◆ WORK ITEM: Pull each line containing "icon" from the data.

◆ GIVEN DATA:
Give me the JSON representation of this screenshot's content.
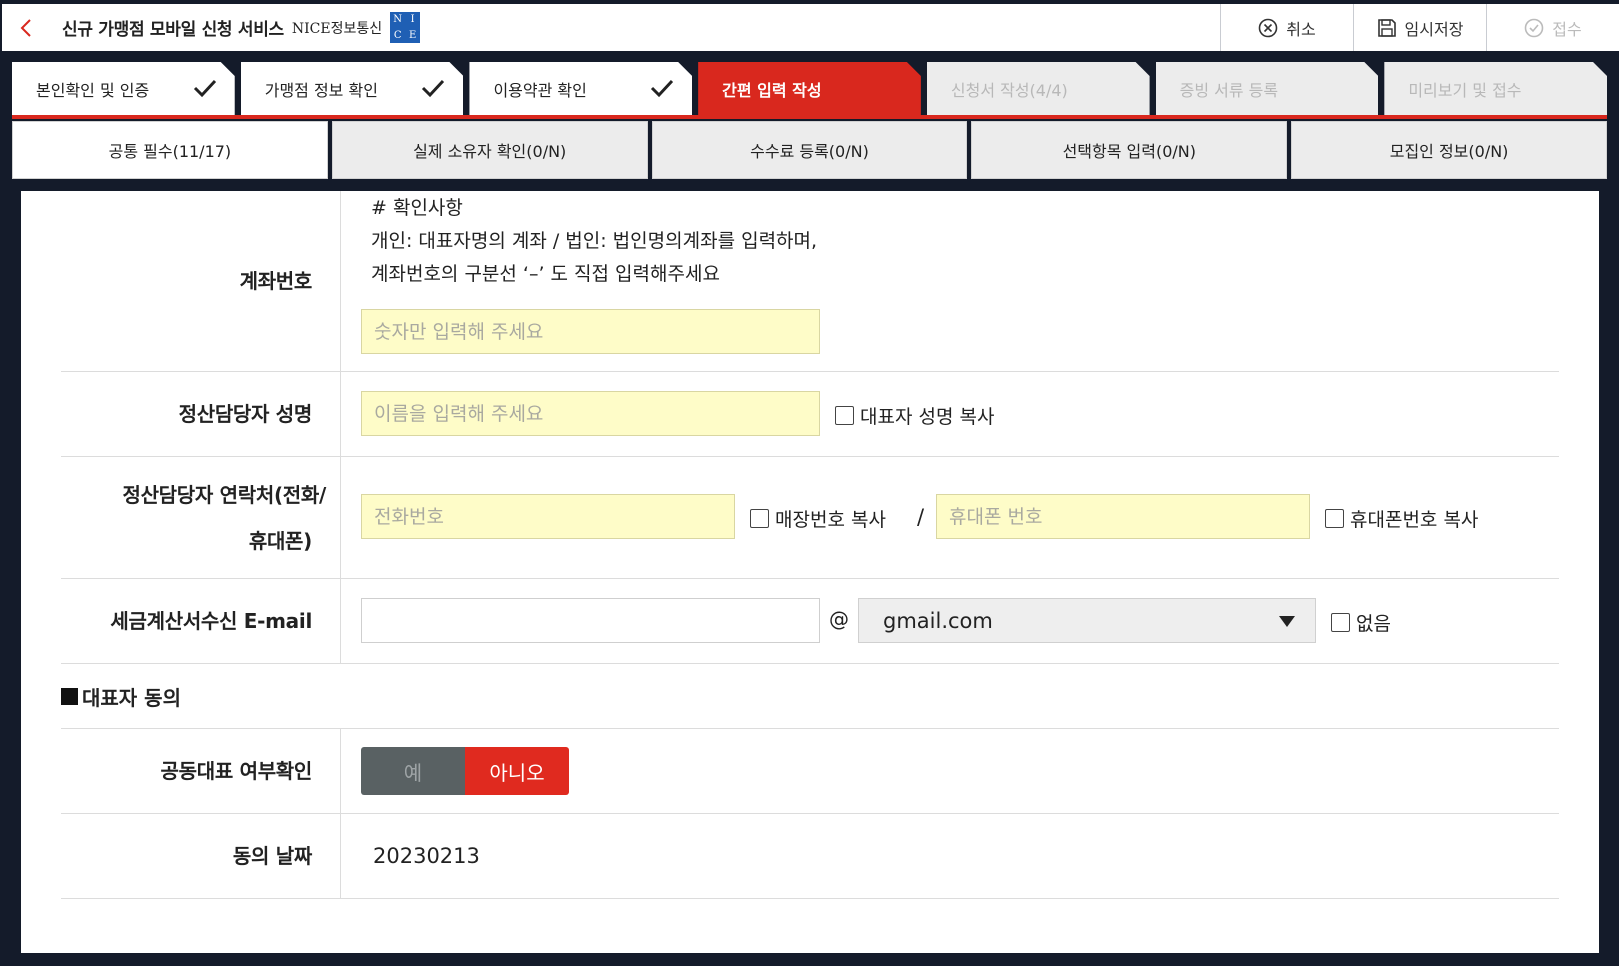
{
  "header": {
    "title": "신규 가맹점 모바일 신청 서비스",
    "brand": "NICE정보통신",
    "logo_letters": [
      "N",
      "I",
      "C",
      "E"
    ],
    "actions": [
      {
        "label": "취소",
        "icon": "cancel-circle-icon"
      },
      {
        "label": "임시저장",
        "icon": "save-icon"
      },
      {
        "label": "접수",
        "icon": "check-circle-icon",
        "disabled": true
      }
    ]
  },
  "steps": [
    {
      "label": "본인확인 및 인증",
      "state": "done"
    },
    {
      "label": "가맹점 정보 확인",
      "state": "done"
    },
    {
      "label": "이용약관 확인",
      "state": "done"
    },
    {
      "label": "간편 입력 작성",
      "state": "active"
    },
    {
      "label": "신청서 작성(4/4)",
      "state": "pending"
    },
    {
      "label": "증빙 서류 등록",
      "state": "pending"
    },
    {
      "label": "미리보기 및 접수",
      "state": "pending"
    }
  ],
  "subtabs": [
    {
      "label": "공통 필수(11/17)",
      "active": true
    },
    {
      "label": "실제 소유자 확인(0/N)"
    },
    {
      "label": "수수료 등록(0/N)"
    },
    {
      "label": "선택항목 입력(0/N)"
    },
    {
      "label": "모집인 정보(0/N)"
    }
  ],
  "form": {
    "account": {
      "label": "계좌번호",
      "note_lines": [
        "# 확인사항",
        "개인: 대표자명의 계좌 / 법인: 법인명의계좌를 입력하며,",
        "계좌번호의 구분선 ‘–’ 도 직접 입력해주세요"
      ],
      "placeholder": "숫자만 입력해 주세요"
    },
    "manager_name": {
      "label": "정산담당자 성명",
      "placeholder": "이름을 입력해 주세요",
      "copy_label": "대표자 성명 복사"
    },
    "manager_contact": {
      "label_line1": "정산담당자 연락처(전화/",
      "label_line2": "휴대폰)",
      "phone_placeholder": "전화번호",
      "phone_copy_label": "매장번호 복사",
      "separator": "/",
      "mobile_placeholder": "휴대폰 번호",
      "mobile_copy_label": "휴대폰번호 복사"
    },
    "email": {
      "label": "세금계산서수신 E-mail",
      "value": "",
      "at": "@",
      "domain": "gmail.com",
      "none_label": "없음"
    },
    "section_title": "대표자 동의",
    "joint_rep": {
      "label": "공동대표 여부확인",
      "yes": "예",
      "no": "아니오",
      "selected": "아니오"
    },
    "consent_date": {
      "label": "동의 날짜",
      "value": "20230213"
    }
  },
  "colors": {
    "accent": "#d9281e",
    "input_bg": "#fefcc8",
    "background": "#141b2a"
  }
}
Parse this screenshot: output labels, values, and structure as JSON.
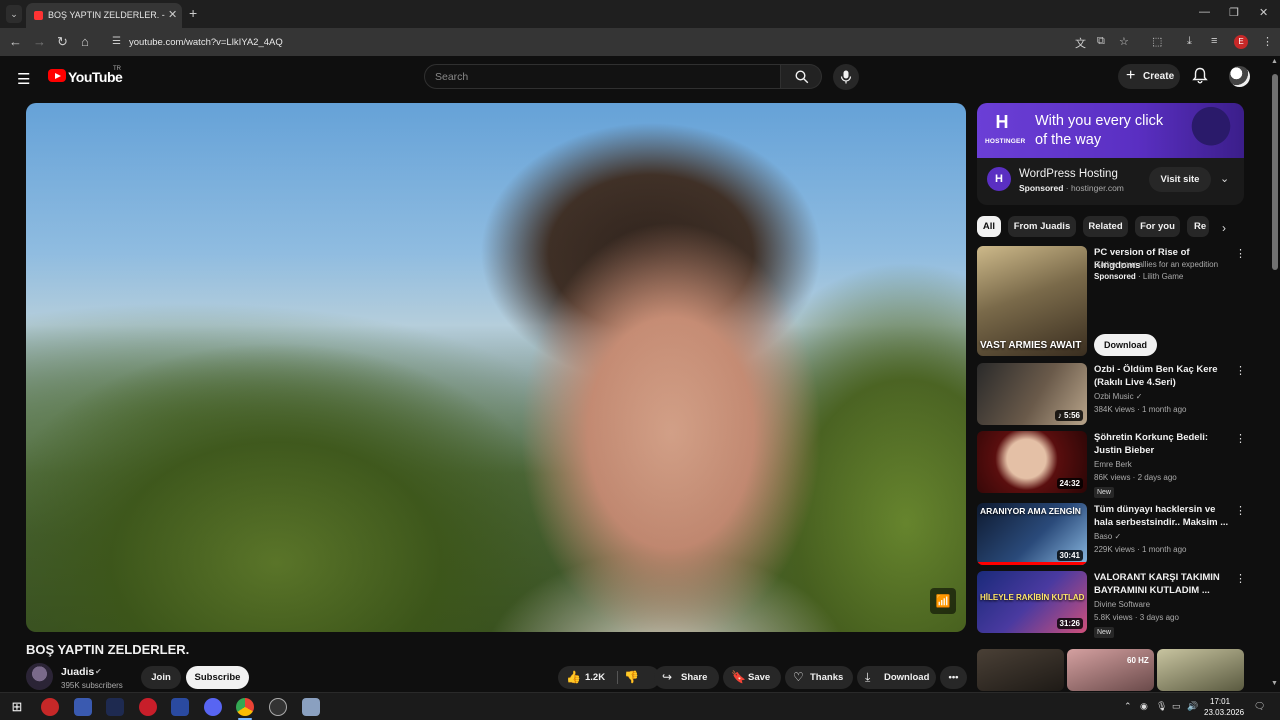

◆ RESULT:
        "icon": "cancel-circle-icon"
        "icon": "save-icon"
        "icon": "check-circle-icon",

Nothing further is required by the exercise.